Others will follow, dozens, hundreds, unaware that they are flooding a cemetery called the border, guilty of wanting to live. Just to live. In September, on the 9th, Azzedine Chekik, 25, will follow. He will die of a brain tumour in Sarajevo. On 29 November, Ahmad Ibrahim, 44, from Syria, will drown in the Dobra river. On 1 December 2018, another man, possibly a boy, will die in the Adaševci refugee camp. The head wound will also take away his name. 

“Where will all the migrants who were stopped in Belgrade the other day be deported to?” I ask Silvia a few hours later as we drive towards the Krnjača camp. “They will be probably all taken to Obrenovac, a former barracks with about six hundred people, all men,” she replies, just as the outer perimeter of the camp, made up of old workers’ barracks from the Tito era that have been sparsely converted into reception centres, begins to appear. Here, too, Caritas provides washing machines, computers, psychosocial support and primary health care: infections and scabies are rife. A pipe maintenance worker sleeps on a bulldozer.



* Matthias Canapini was born in Fano, central Italy, in 1992. He travels at a slow pace to tell stories with his notebook and camera. He has published five books since 2015 and is currently a news editor and reporter for the news outlet Unimondo

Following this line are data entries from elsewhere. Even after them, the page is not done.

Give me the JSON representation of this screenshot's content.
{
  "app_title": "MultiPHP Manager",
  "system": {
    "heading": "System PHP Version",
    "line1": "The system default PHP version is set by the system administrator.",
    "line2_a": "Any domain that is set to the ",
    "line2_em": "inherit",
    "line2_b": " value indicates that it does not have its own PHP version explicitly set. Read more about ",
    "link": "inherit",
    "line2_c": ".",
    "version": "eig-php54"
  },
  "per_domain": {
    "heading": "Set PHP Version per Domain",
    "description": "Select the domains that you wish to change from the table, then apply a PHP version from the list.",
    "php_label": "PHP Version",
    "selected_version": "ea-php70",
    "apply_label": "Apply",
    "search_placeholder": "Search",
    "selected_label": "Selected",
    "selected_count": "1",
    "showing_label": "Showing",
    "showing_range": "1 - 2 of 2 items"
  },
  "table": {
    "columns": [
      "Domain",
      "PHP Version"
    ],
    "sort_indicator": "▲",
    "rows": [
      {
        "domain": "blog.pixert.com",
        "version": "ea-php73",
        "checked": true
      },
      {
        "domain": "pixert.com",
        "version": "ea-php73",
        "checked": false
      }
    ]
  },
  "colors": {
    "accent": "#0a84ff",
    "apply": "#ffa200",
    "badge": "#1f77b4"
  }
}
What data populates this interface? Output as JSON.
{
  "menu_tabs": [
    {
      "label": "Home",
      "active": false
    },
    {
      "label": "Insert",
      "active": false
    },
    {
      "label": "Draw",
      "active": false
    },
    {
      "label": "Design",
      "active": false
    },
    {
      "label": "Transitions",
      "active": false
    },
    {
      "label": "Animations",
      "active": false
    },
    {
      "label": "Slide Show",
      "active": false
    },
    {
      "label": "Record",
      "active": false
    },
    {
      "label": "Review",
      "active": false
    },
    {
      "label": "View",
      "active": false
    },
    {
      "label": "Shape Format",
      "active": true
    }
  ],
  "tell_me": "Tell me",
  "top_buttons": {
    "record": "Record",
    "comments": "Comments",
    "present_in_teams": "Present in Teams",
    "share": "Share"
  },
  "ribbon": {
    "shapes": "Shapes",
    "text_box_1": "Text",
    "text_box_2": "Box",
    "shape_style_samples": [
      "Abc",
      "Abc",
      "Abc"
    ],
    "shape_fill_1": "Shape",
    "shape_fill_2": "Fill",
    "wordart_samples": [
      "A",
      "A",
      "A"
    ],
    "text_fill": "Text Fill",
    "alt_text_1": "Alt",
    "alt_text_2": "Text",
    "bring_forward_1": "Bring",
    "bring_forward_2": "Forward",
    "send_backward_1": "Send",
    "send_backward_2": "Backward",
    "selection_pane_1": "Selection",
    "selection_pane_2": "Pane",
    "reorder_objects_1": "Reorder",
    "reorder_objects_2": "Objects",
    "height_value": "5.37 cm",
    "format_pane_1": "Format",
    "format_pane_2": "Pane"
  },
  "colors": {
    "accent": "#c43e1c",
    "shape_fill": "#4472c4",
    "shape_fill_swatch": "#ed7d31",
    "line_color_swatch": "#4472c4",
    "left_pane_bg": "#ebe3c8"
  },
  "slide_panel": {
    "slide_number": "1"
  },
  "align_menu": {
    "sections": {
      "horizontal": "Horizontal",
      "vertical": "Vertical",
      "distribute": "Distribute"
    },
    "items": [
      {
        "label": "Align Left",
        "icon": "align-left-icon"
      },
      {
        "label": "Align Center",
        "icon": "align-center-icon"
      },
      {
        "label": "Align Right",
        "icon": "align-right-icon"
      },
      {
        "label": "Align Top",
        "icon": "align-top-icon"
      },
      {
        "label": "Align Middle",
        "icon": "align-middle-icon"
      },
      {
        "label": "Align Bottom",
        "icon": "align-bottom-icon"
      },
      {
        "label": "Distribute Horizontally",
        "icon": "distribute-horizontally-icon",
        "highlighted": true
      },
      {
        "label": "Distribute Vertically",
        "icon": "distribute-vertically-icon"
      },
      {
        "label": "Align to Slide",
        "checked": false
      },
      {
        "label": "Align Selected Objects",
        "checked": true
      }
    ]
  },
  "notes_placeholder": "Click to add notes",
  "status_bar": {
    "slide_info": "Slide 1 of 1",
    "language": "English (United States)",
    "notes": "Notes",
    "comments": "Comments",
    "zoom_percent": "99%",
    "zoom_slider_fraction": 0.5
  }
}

** Unimondo, founded on 10 December 1998 under the auspices of the Fontana Onlus Foundation, is an online news outlet dedicated to providing authoritative content on peace, sustainable human development, human rights and environmental issues. It offers diverse and timely information, amplifying the voices of different facets of Italian and global civil society. As the Italian hub of the OneWorld network, founded in London in 1995, it is part of a global network with 11 centres worldwide and 1,600 partner associations.